[Problem to solve] From the line with "What's the underlying" through the final line of the entries below, write out each line exactly and nothing else.

[Excerpts from an interface dataset]
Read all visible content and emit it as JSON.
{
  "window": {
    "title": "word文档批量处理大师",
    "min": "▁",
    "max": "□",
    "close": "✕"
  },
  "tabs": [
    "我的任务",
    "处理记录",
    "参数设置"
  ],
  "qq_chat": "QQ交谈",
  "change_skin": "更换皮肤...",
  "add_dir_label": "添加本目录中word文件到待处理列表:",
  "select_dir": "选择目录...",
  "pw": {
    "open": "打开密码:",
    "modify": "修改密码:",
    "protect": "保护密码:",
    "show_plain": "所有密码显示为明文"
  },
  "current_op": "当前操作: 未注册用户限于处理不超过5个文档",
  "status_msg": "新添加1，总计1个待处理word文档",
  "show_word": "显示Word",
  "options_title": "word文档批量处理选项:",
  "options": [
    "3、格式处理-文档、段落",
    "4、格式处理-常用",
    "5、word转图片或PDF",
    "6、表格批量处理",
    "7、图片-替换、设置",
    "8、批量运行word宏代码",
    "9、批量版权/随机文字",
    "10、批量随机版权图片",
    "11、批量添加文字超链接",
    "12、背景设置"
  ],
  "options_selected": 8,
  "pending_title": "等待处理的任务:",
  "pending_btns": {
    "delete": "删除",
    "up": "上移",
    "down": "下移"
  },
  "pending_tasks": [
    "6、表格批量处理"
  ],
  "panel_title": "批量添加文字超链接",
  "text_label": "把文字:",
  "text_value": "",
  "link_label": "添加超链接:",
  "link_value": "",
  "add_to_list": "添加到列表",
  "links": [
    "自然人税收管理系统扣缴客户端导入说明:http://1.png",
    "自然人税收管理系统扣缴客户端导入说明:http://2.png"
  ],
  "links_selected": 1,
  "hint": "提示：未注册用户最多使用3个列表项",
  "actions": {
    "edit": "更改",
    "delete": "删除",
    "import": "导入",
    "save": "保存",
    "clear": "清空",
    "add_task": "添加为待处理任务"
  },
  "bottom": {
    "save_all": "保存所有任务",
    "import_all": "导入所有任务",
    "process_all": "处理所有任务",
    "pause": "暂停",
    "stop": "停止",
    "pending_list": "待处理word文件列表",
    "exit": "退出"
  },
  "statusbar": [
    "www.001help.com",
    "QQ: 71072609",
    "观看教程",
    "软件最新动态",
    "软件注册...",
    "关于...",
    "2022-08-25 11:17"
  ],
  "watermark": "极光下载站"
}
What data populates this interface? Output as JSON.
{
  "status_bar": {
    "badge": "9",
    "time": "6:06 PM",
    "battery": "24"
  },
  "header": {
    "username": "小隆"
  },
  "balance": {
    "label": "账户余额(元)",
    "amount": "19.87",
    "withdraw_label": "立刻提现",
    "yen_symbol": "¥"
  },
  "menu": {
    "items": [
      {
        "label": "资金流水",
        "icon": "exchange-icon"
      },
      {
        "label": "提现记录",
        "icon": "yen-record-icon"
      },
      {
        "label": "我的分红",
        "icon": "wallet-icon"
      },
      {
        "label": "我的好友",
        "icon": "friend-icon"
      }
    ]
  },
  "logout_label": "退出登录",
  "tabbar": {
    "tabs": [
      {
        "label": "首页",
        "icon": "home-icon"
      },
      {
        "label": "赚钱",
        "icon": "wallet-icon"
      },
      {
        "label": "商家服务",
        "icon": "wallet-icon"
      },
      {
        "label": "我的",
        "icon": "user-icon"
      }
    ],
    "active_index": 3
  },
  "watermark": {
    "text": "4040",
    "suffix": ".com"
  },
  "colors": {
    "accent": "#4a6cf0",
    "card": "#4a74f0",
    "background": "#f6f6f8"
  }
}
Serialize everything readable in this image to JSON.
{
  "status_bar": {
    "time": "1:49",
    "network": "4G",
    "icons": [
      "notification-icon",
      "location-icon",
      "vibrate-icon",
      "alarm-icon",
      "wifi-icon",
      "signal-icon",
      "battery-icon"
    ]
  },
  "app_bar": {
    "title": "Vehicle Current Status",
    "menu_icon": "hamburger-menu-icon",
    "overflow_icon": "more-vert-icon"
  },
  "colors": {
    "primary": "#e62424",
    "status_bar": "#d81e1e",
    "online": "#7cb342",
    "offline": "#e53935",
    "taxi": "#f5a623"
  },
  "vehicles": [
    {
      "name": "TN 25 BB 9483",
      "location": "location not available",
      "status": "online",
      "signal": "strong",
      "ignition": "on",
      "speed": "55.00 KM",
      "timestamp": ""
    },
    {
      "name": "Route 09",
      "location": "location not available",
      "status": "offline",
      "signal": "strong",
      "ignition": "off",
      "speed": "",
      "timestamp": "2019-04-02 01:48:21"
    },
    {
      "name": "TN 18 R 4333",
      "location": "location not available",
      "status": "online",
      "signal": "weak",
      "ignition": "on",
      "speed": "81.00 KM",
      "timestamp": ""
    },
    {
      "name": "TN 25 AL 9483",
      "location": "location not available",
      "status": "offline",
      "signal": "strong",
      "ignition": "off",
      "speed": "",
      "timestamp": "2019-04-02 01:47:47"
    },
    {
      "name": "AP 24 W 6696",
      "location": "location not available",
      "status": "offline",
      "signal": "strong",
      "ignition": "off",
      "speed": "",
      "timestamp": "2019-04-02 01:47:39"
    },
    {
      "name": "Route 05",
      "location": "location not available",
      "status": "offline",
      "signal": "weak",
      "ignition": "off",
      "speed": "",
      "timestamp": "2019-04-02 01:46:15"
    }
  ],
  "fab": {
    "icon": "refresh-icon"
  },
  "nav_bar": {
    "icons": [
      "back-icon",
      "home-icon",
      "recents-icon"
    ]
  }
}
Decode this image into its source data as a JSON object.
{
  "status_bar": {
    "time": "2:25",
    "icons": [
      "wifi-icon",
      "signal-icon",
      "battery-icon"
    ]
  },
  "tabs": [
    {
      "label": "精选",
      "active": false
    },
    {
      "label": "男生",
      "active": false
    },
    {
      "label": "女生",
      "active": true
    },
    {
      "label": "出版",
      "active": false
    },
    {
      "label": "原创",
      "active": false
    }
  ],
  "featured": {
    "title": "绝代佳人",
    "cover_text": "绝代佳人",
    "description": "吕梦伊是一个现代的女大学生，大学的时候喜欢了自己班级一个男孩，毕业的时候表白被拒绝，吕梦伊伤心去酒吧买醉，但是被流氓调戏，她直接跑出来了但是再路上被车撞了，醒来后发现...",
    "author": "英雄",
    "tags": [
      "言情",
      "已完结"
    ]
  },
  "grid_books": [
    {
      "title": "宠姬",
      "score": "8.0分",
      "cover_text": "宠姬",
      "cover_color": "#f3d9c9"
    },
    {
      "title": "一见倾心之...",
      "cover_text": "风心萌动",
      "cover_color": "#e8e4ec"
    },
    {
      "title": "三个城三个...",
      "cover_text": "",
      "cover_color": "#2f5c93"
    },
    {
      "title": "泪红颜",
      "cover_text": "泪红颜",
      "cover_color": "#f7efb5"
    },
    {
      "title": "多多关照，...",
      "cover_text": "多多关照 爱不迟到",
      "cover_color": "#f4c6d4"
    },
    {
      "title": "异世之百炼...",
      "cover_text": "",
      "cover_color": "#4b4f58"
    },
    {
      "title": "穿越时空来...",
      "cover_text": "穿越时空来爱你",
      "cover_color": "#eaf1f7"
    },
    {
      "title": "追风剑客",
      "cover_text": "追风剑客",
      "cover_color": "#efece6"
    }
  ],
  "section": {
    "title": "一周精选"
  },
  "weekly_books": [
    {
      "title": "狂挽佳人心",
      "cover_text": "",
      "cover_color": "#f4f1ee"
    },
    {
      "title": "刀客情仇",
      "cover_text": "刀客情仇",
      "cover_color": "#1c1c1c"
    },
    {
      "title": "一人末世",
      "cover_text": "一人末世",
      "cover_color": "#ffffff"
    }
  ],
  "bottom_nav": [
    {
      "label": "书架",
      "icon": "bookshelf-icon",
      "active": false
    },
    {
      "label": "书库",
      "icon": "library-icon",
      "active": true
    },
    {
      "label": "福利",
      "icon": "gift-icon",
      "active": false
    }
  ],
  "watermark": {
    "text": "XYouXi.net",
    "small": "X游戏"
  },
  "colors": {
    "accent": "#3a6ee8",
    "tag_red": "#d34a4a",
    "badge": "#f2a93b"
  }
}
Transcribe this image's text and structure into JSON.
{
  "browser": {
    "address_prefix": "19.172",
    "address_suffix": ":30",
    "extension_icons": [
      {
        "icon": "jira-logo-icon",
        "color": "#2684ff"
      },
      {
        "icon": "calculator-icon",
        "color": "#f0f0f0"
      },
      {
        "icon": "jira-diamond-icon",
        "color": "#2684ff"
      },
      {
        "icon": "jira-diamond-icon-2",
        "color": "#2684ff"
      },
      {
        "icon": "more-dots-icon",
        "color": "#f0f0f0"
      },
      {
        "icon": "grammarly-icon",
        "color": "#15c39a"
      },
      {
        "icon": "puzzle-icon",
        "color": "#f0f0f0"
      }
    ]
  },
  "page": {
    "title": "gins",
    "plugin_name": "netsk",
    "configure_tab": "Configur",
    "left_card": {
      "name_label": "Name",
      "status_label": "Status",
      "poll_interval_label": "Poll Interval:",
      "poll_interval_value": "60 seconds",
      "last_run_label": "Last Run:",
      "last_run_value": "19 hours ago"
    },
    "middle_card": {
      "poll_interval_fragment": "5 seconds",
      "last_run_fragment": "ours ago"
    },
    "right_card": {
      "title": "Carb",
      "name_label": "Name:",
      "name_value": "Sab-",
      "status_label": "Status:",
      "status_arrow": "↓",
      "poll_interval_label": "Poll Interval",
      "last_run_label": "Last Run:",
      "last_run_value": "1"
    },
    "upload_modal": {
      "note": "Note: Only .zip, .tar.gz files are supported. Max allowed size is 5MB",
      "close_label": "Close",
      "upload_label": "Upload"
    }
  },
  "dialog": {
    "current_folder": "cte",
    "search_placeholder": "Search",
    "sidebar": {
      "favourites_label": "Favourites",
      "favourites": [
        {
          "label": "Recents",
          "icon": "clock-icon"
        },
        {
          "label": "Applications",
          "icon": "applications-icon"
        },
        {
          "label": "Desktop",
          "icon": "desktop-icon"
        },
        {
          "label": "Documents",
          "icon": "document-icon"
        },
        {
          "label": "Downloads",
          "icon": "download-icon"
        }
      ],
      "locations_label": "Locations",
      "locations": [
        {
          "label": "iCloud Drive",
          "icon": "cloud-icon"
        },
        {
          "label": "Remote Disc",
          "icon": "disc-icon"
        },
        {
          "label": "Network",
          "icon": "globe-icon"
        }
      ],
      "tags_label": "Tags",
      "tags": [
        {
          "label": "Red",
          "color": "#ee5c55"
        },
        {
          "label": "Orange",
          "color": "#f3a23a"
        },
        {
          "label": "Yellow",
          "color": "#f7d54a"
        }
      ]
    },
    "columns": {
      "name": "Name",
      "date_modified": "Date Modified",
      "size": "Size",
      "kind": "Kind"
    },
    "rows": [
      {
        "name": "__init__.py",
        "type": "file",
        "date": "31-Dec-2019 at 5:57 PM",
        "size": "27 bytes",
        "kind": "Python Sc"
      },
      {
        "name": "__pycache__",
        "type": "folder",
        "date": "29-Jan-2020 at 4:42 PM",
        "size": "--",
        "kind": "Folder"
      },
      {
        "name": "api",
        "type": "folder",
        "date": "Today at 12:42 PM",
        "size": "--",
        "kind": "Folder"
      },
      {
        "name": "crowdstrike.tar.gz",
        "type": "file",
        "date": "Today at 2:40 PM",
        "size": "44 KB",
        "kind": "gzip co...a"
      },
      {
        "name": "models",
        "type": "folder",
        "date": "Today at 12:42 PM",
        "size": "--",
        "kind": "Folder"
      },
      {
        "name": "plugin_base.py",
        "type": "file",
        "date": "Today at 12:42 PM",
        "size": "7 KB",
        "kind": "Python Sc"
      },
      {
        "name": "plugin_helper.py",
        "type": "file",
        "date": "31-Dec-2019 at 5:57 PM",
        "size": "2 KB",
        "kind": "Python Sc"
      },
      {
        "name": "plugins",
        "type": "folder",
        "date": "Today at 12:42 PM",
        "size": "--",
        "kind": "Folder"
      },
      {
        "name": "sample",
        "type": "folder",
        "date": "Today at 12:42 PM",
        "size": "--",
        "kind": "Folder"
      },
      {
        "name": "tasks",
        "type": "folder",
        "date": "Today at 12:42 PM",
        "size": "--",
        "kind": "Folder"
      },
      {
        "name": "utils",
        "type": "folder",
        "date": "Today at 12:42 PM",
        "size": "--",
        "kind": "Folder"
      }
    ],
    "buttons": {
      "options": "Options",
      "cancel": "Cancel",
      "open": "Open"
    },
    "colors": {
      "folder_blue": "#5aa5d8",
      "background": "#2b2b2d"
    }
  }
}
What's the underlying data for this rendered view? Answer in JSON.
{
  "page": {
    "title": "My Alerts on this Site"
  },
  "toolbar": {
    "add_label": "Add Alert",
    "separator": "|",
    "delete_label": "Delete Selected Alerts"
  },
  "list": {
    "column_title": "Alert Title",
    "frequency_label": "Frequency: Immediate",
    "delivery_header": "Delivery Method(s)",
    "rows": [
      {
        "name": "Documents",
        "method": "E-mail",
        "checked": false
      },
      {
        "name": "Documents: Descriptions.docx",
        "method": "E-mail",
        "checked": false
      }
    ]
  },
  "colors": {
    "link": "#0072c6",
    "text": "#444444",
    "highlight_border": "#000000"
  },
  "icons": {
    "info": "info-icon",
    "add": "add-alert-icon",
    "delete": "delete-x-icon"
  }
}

[Completed task]
What's the underlying data for this rendered view? Answer in JSON.
{
  "page": {
    "title": "My Alerts on this Site"
  },
  "toolbar": {
    "add_label": "Add Alert",
    "separator": "|",
    "delete_label": "Delete Selected Alerts"
  },
  "list": {
    "column_title": "Alert Title",
    "frequency_label": "Frequency: Immediate",
    "delivery_header": "Delivery Method(s)",
    "rows": [
      {
        "name": "Documents",
        "method": "E-mail",
        "checked": false
      },
      {
        "name": "Documents: Descriptions.docx",
        "method": "E-mail",
        "checked": false
      }
    ]
  },
  "colors": {
    "link": "#0072c6",
    "text": "#444444",
    "highlight_border": "#000000"
  },
  "icons": {
    "info": "info-icon",
    "add": "add-alert-icon",
    "delete": "delete-x-icon"
  }
}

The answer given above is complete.